RECORDS FOR THIS TASK START

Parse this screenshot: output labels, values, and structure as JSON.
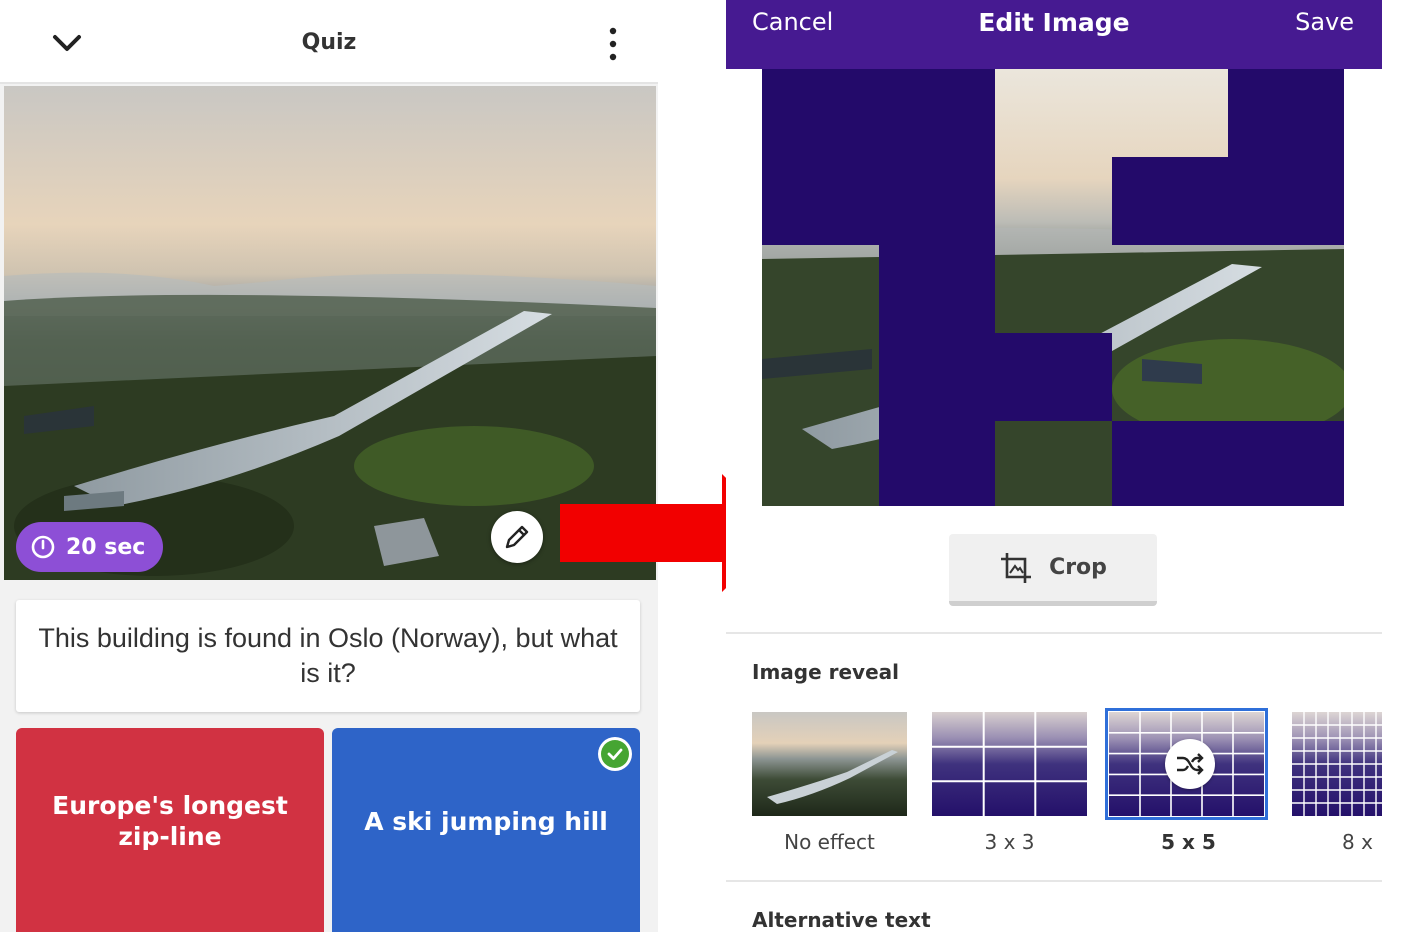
{
  "quiz_screen": {
    "title": "Quiz",
    "timer_label": "20 sec",
    "question": "This building is found in Oslo (Norway), but what is it?",
    "answers": [
      {
        "text": "Europe's longest zip-line",
        "color": "#d13242",
        "correct": false
      },
      {
        "text": "A ski jumping hill",
        "color": "#2e64c8",
        "correct": true
      }
    ],
    "icons": [
      "chevron-down-icon",
      "more-vert-icon",
      "clock-icon",
      "pencil-icon",
      "check-icon"
    ]
  },
  "edit_screen": {
    "cancel_label": "Cancel",
    "title": "Edit Image",
    "save_label": "Save",
    "crop_label": "Crop",
    "image_reveal_label": "Image reveal",
    "reveal_options": [
      {
        "label": "No effect",
        "selected": false
      },
      {
        "label": "3 x 3",
        "selected": false
      },
      {
        "label": "5 x 5",
        "selected": true
      },
      {
        "label": "8 x",
        "selected": false
      }
    ],
    "alt_text_label": "Alternative text",
    "accent_color": "#461a91",
    "selection_color": "#2f6fd9"
  },
  "arrow_color": "#f20000"
}
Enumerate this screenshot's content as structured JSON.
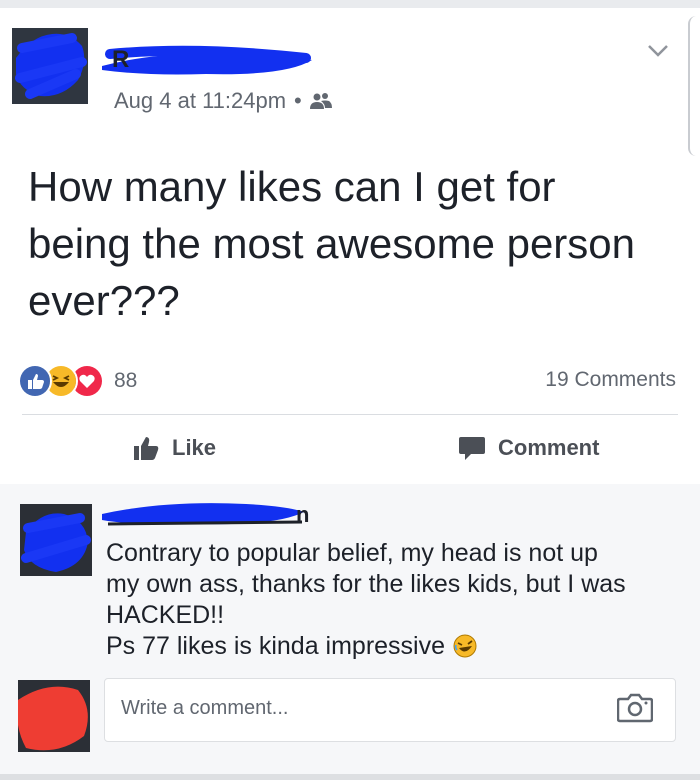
{
  "post": {
    "author": "R",
    "timestamp": "Aug 4 at 11:24pm",
    "separator": "•",
    "audience_icon": "friends-icon",
    "text": "How many likes can I get for being the most awesome person ever???",
    "reactions": [
      "like",
      "haha",
      "love"
    ],
    "reaction_count": "88",
    "comments_count": "19 Comments"
  },
  "actions": {
    "like_label": "Like",
    "comment_label": "Comment"
  },
  "comment": {
    "author": "n",
    "lines": [
      "Contrary to popular belief, my head is not up",
      "my own ass, thanks for the likes kids, but I was",
      "HACKED!!",
      "Ps 77 likes is kinda impressive"
    ],
    "emoji": "rolling-laughing-emoji"
  },
  "composer": {
    "placeholder": "Write a comment..."
  },
  "colors": {
    "like_blue": "#4267b2",
    "haha_yellow": "#f7b928",
    "love_red": "#f0284a",
    "redaction_blue": "#1230f0",
    "redaction_red": "#ee3d33"
  }
}
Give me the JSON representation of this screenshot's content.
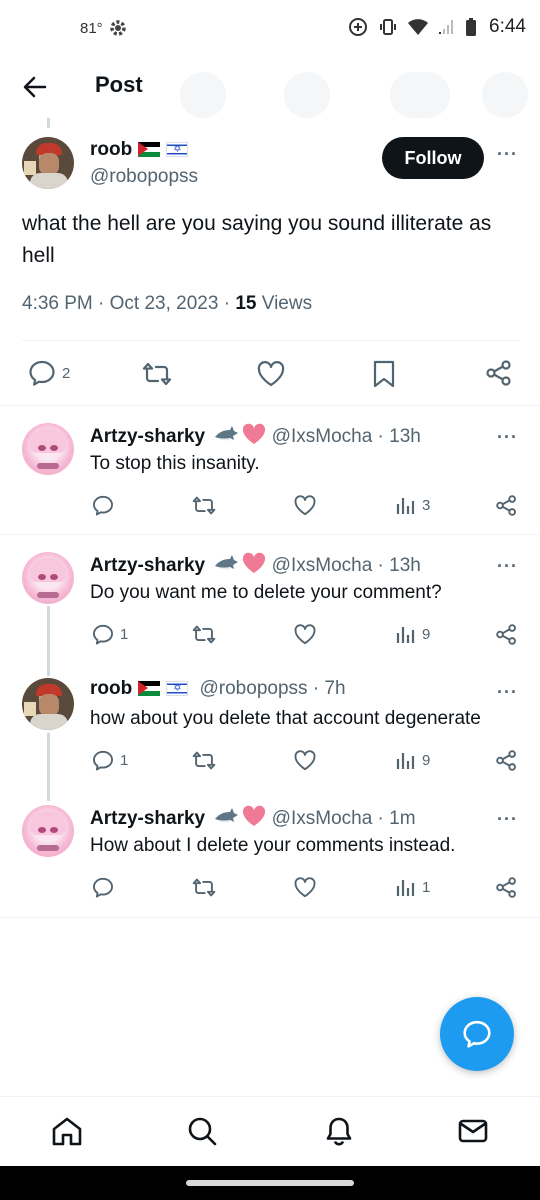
{
  "status_bar": {
    "temperature": "81°",
    "time": "6:44"
  },
  "header": {
    "title": "Post"
  },
  "main_post": {
    "name": "roob",
    "handle": "@robopopss",
    "follow_label": "Follow",
    "text": "what the hell are you saying you sound illiterate as hell",
    "timestamp": "4:36 PM · Oct 23, 2023 · ",
    "views_count": "15",
    "views_label": " Views",
    "reply_count": "2"
  },
  "replies": [
    {
      "name": "Artzy-sharky",
      "handle": "@IxsMocha · 13h",
      "text": "To stop this insanity.",
      "reply_count": "",
      "view_count": "3"
    },
    {
      "name": "Artzy-sharky",
      "handle": "@IxsMocha · 13h",
      "text": "Do you want me to delete your comment?",
      "reply_count": "1",
      "view_count": "9"
    },
    {
      "name": "roob",
      "handle": "@robopopss · 7h",
      "text": "how about you delete that account degenerate",
      "reply_count": "1",
      "view_count": "9"
    },
    {
      "name": "Artzy-sharky",
      "handle": "@IxsMocha · 1m",
      "text": "How about I delete your comments instead.",
      "reply_count": "",
      "view_count": "1"
    }
  ],
  "colors": {
    "accent": "#1d9bf0",
    "text": "#0f1419",
    "secondary": "#536471",
    "like_heart": "#f07a95"
  },
  "icons": [
    "back-arrow-icon",
    "reply-icon",
    "repost-icon",
    "like-icon",
    "bookmark-icon",
    "share-icon",
    "views-icon",
    "home-icon",
    "search-icon",
    "notifications-icon",
    "messages-icon",
    "compose-reply-icon"
  ]
}
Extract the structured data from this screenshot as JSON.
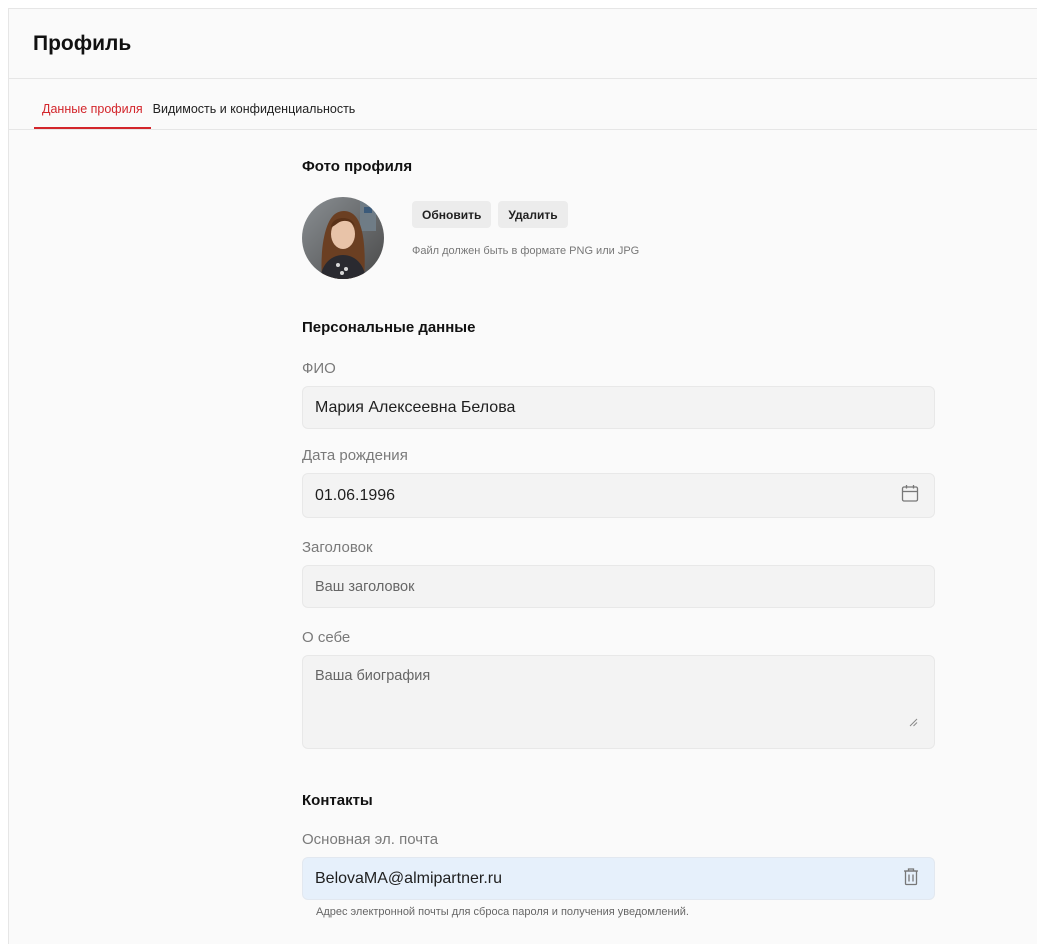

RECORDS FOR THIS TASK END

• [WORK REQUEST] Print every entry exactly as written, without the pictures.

• [EXERCISE OUTPUT]
Parse this screenshot: output labels, values, and structure as JSON.
{
  "quiz_screen": {
    "title": "Quiz",
    "timer_label": "20 sec",
    "question": "This building is found in Oslo (Norway), but what is it?",
    "answers": [
      {
        "text": "Europe's longest zip-line",
        "color": "#d13242",
        "correct": false
      },
      {
        "text": "A ski jumping hill",
        "color": "#2e64c8",
        "correct": true
      }
    ],
    "icons": [
      "chevron-down-icon",
      "more-vert-icon",
      "clock-icon",
      "pencil-icon",
      "check-icon"
    ]
  },
  "edit_screen": {
    "cancel_label": "Cancel",
    "title": "Edit Image",
    "save_label": "Save",
    "crop_label": "Crop",
    "image_reveal_label": "Image reveal",
    "reveal_options": [
      {
        "label": "No effect",
        "selected": false
      },
      {
        "label": "3 x 3",
        "selected": false
      },
      {
        "label": "5 x 5",
        "selected": true
      },
      {
        "label": "8 x",
        "selected": false
      }
    ],
    "alt_text_label": "Alternative text",
    "accent_color": "#461a91",
    "selection_color": "#2f6fd9"
  },
  "arrow_color": "#f20000"
}
Enumerate this screenshot's content as structured JSON.
{
  "post": {
    "author": "R",
    "timestamp": "Aug 4 at 11:24pm",
    "separator": "•",
    "audience_icon": "friends-icon",
    "text": "How many likes can I get for being the most awesome person ever???",
    "reactions": [
      "like",
      "haha",
      "love"
    ],
    "reaction_count": "88",
    "comments_count": "19 Comments"
  },
  "actions": {
    "like_label": "Like",
    "comment_label": "Comment"
  },
  "comment": {
    "author": "n",
    "lines": [
      "Contrary to popular belief, my head is not up",
      "my own ass, thanks for the likes kids, but I was",
      "HACKED!!",
      "Ps 77 likes is kinda impressive"
    ],
    "emoji": "rolling-laughing-emoji"
  },
  "composer": {
    "placeholder": "Write a comment..."
  },
  "colors": {
    "like_blue": "#4267b2",
    "haha_yellow": "#f7b928",
    "love_red": "#f0284a",
    "redaction_blue": "#1230f0",
    "redaction_red": "#ee3d33"
  }
}
Give me the JSON representation of this screenshot's content.
{
  "status_bar": {
    "temperature": "81°",
    "time": "6:44"
  },
  "header": {
    "title": "Post"
  },
  "main_post": {
    "name": "roob",
    "handle": "@robopopss",
    "follow_label": "Follow",
    "text": "what the hell are you saying you sound illiterate as hell",
    "timestamp": "4:36 PM · Oct 23, 2023 · ",
    "views_count": "15",
    "views_label": " Views",
    "reply_count": "2"
  },
  "replies": [
    {
      "name": "Artzy-sharky",
      "handle": "@IxsMocha · 13h",
      "text": "To stop this insanity.",
      "reply_count": "",
      "view_count": "3"
    },
    {
      "name": "Artzy-sharky",
      "handle": "@IxsMocha · 13h",
      "text": "Do you want me to delete your comment?",
      "reply_count": "1",
      "view_count": "9"
    },
    {
      "name": "roob",
      "handle": "@robopopss · 7h",
      "text": "how about you delete that account degenerate",
      "reply_count": "1",
      "view_count": "9"
    },
    {
      "name": "Artzy-sharky",
      "handle": "@IxsMocha · 1m",
      "text": "How about I delete your comments instead.",
      "reply_count": "",
      "view_count": "1"
    }
  ],
  "colors": {
    "accent": "#1d9bf0",
    "text": "#0f1419",
    "secondary": "#536471",
    "like_heart": "#f07a95"
  },
  "icons": [
    "back-arrow-icon",
    "reply-icon",
    "repost-icon",
    "like-icon",
    "bookmark-icon",
    "share-icon",
    "views-icon",
    "home-icon",
    "search-icon",
    "notifications-icon",
    "messages-icon",
    "compose-reply-icon"
  ]
}
Extract the structured data from this screenshot as JSON.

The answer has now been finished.